Maybe I’m just a glutton for punishment, for precision platformers – or splatformers as they’re colloquially known as  – really are my bag. Ever since I played the original Super Meat Boy on the Xbox 360, I love the challenge.

So, needless to say when I spotted SAOMI, which not only released later last year but also only costs a handful of euros, I was curious to find out how it would fare.

Many thanks to the QUByte Interactive for the review code


The titular SAOMI is a young adventurer in search of a lost family jewel: a precious diamond that has been lost to time. Over the course of the game’s 60 stages, she’ll jump, double jump, and dash her way around treacherous landscapes to achieve her goal.

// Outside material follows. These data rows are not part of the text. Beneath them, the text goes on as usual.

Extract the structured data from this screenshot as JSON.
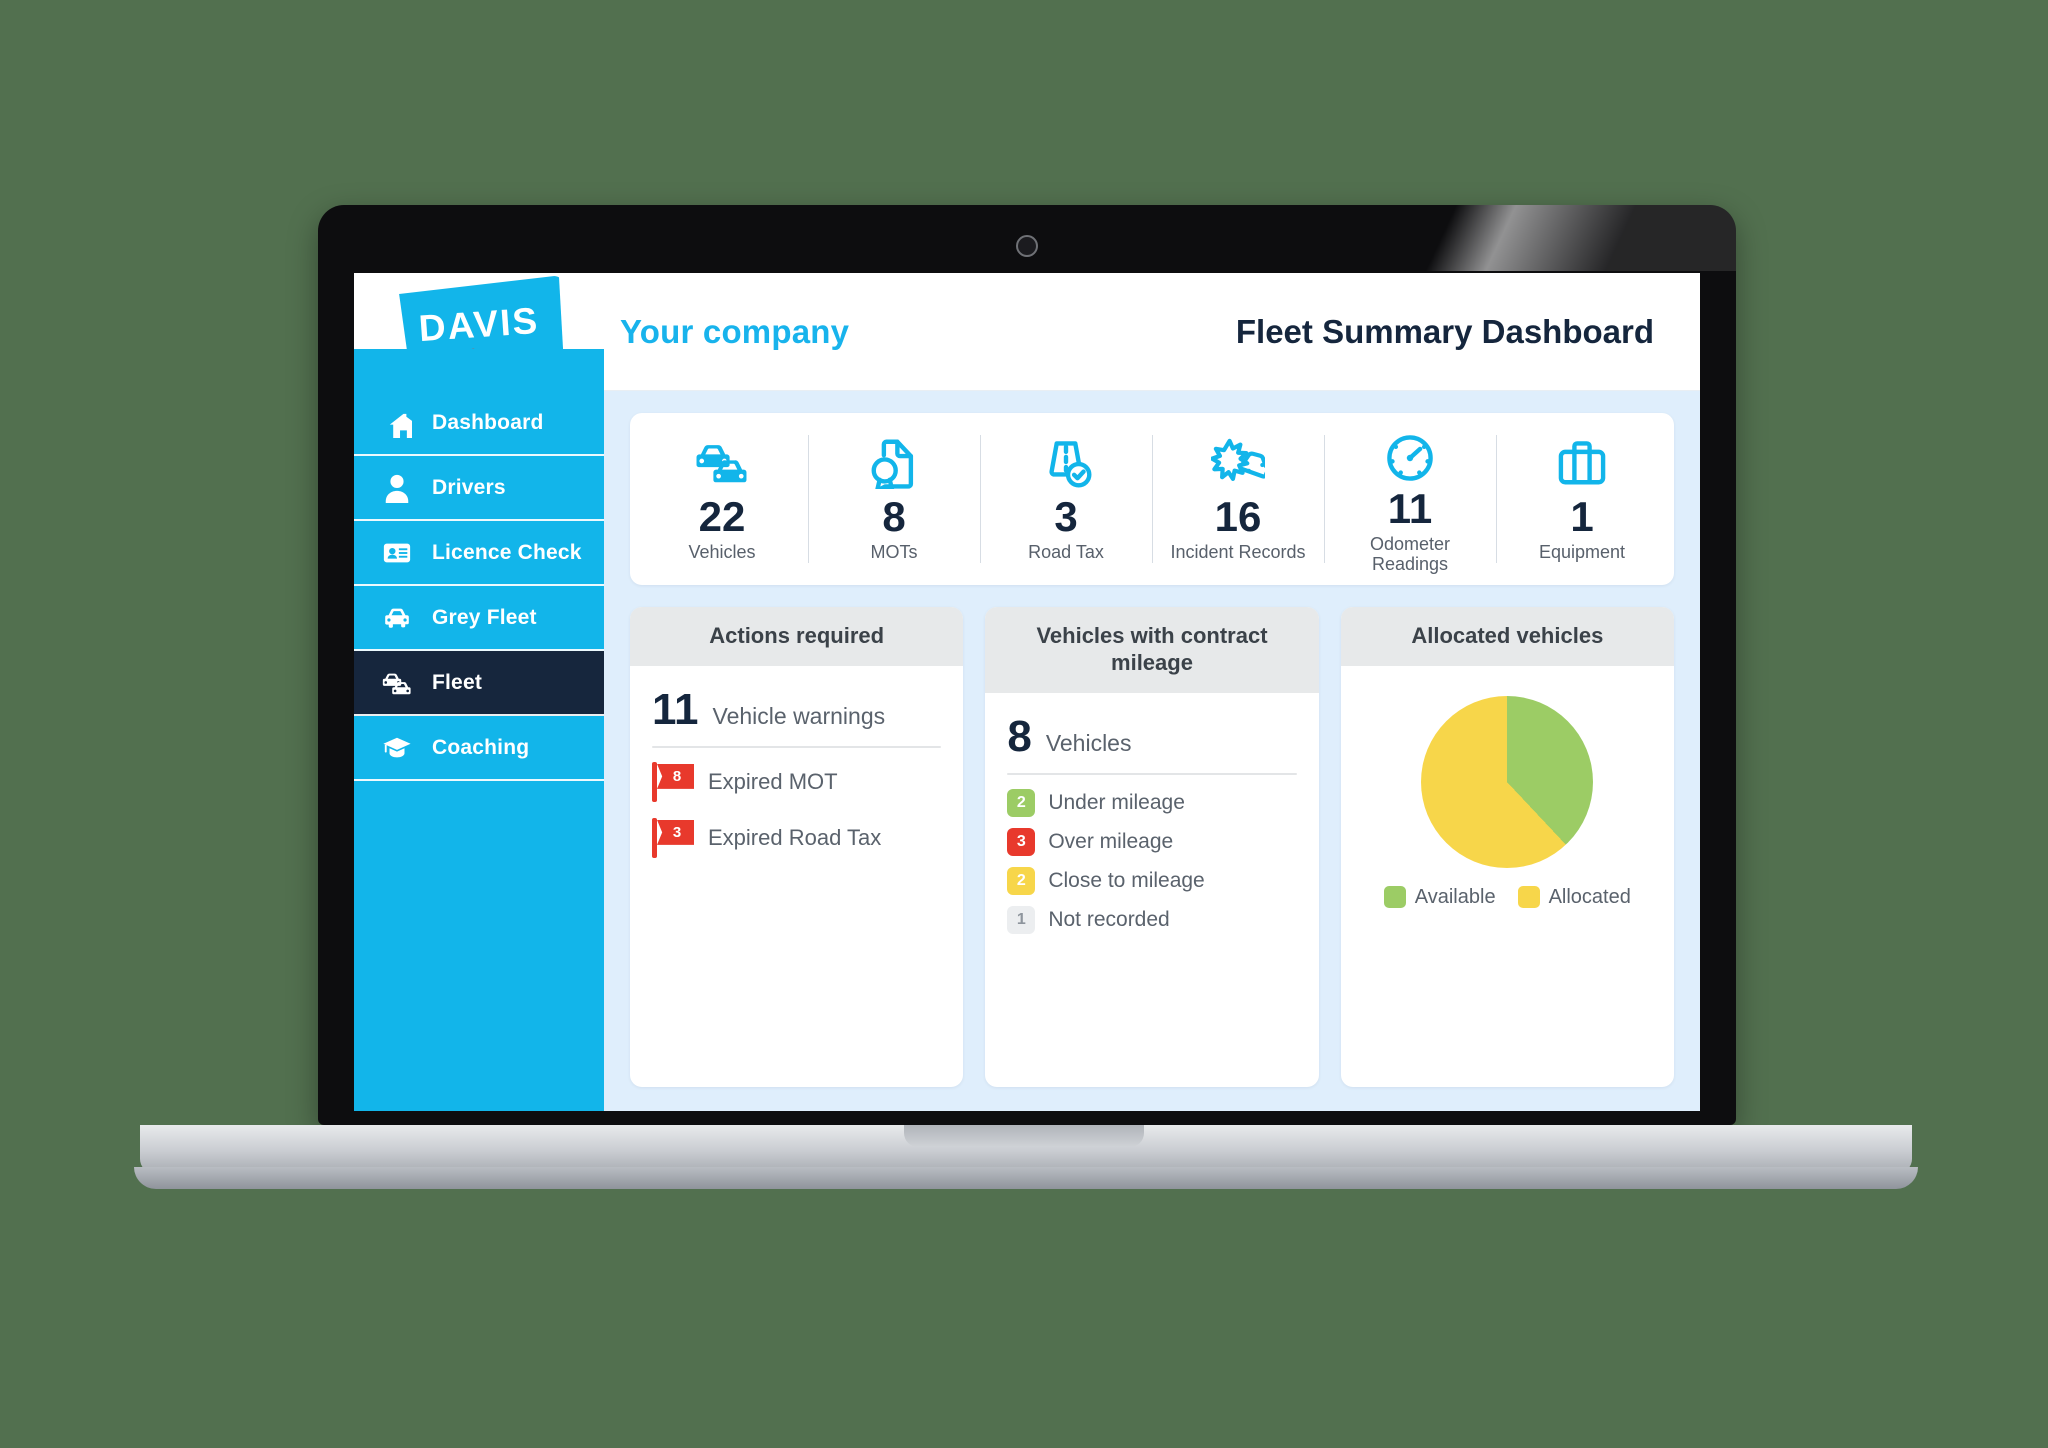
{
  "brand": {
    "logo_text": "DAVIS",
    "logo_dots": [
      "#8cc152",
      "#f7d64a",
      "#e8392c"
    ],
    "primary": "#12b5ea",
    "dark": "#16263d"
  },
  "header": {
    "company": "Your company",
    "page_title": "Fleet Summary Dashboard"
  },
  "sidebar": {
    "items": [
      {
        "label": "Dashboard",
        "icon": "home-icon",
        "active": false
      },
      {
        "label": "Drivers",
        "icon": "user-icon",
        "active": false
      },
      {
        "label": "Licence Check",
        "icon": "id-card-icon",
        "active": false
      },
      {
        "label": "Grey Fleet",
        "icon": "car-icon",
        "active": false
      },
      {
        "label": "Fleet",
        "icon": "two-cars-icon",
        "active": true
      },
      {
        "label": "Coaching",
        "icon": "graduation-cap-icon",
        "active": false
      }
    ]
  },
  "kpis": [
    {
      "value": "22",
      "label": "Vehicles",
      "icon": "two-cars-icon"
    },
    {
      "value": "8",
      "label": "MOTs",
      "icon": "certificate-icon"
    },
    {
      "value": "3",
      "label": "Road Tax",
      "icon": "road-check-icon"
    },
    {
      "value": "16",
      "label": "Incident\nRecords",
      "icon": "collision-icon"
    },
    {
      "value": "11",
      "label": "Odometer\nReadings",
      "icon": "speedometer-icon"
    },
    {
      "value": "1",
      "label": "Equipment",
      "icon": "briefcase-icon"
    }
  ],
  "cards": {
    "actions": {
      "title": "Actions required",
      "summary_value": "11",
      "summary_label": "Vehicle warnings",
      "items": [
        {
          "count": "8",
          "label": "Expired MOT",
          "color": "#e8392c"
        },
        {
          "count": "3",
          "label": "Expired Road Tax",
          "color": "#e8392c"
        }
      ]
    },
    "mileage": {
      "title": "Vehicles with\ncontract mileage",
      "summary_value": "8",
      "summary_label": "Vehicles",
      "items": [
        {
          "count": "2",
          "label": "Under mileage",
          "bg": "#9ccc65",
          "fg": "#ffffff"
        },
        {
          "count": "3",
          "label": "Over mileage",
          "bg": "#e8392c",
          "fg": "#ffffff"
        },
        {
          "count": "2",
          "label": "Close to mileage",
          "bg": "#f7d64a",
          "fg": "#ffffff"
        },
        {
          "count": "1",
          "label": "Not recorded",
          "bg": "#eceef0",
          "fg": "#8e959d"
        }
      ]
    },
    "allocated": {
      "title": "Allocated vehicles",
      "chart_data": {
        "type": "pie",
        "title": "Allocated vehicles",
        "labels": [
          "Available",
          "Allocated"
        ],
        "values": [
          38,
          62
        ],
        "colors": [
          "#9ccc65",
          "#f7d64a"
        ],
        "legend_position": "bottom",
        "units": "percent"
      }
    }
  }
}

At its core, the game is a ‘splatformer’ that packs bite size stages together that offer a decent challenge. Super Meat Boy is the normal game that springs to mind, but really this game has more in common with the recently reviewed RITE. It’s visuals are a lot simpler and far less charming than that title, but they do the job.

Even though its presentation may not be as impressive as that game, or many others in the genre, one thing it does get right is the controls. Your jumpy feels as weighty as you’d expect, and the dash feels sufficient in both speed and duration. It’s a little strange getting used to being able to dash in eight directions, especially as the game doesn’t make it clear that you can, but it feels good. Whilst judging the landing on the dash can be tricky, simply using it before your second jump should allow you to make precision jumps with ease. Controls in a precision platformer are essential, and the only real fault is that the jump is mapped to A as default and can’t be changed. An annoyance, for sure, but also one that you can get used to since the game doesn’t have many buttons.

Unfortunately, solid controls don’t make up for the rather lacklustre level design. It’s not terrible, but it’s just a bit generic and rarely does anything exciting. You have spikes, moving saws, moving platforms, basic moving enemies,… pretty much everything you’d expect. There’s no new environmental hazards nor mechanics to make this game stand out from its competitors, nor does it offer any exciting set-pieces to keep you engaged. By stage It wasn’t long into the game that I felt like I was going through the motions until reaching the end. It wasn’t ever bad or unfair at any point, which is welcome, but fans of the genre will probably fly through the game in a brief afternoon and never think about it again. But, considering the very cheap price, maybe that’s ok if you only want a quick fix.


SAOMI offers a rather cheap platforming experience, but it also doesn’t really do anything special. The visuals are fine, if basic; the gameplay is tight, but with generic levels; and there’s no unique moves, levels, enemies, or anything to set it apart. It’s not a bad game at all, especially if you want a cheap fix, but it’s one you’ll probably start to get a bit bored with around the halfway mark.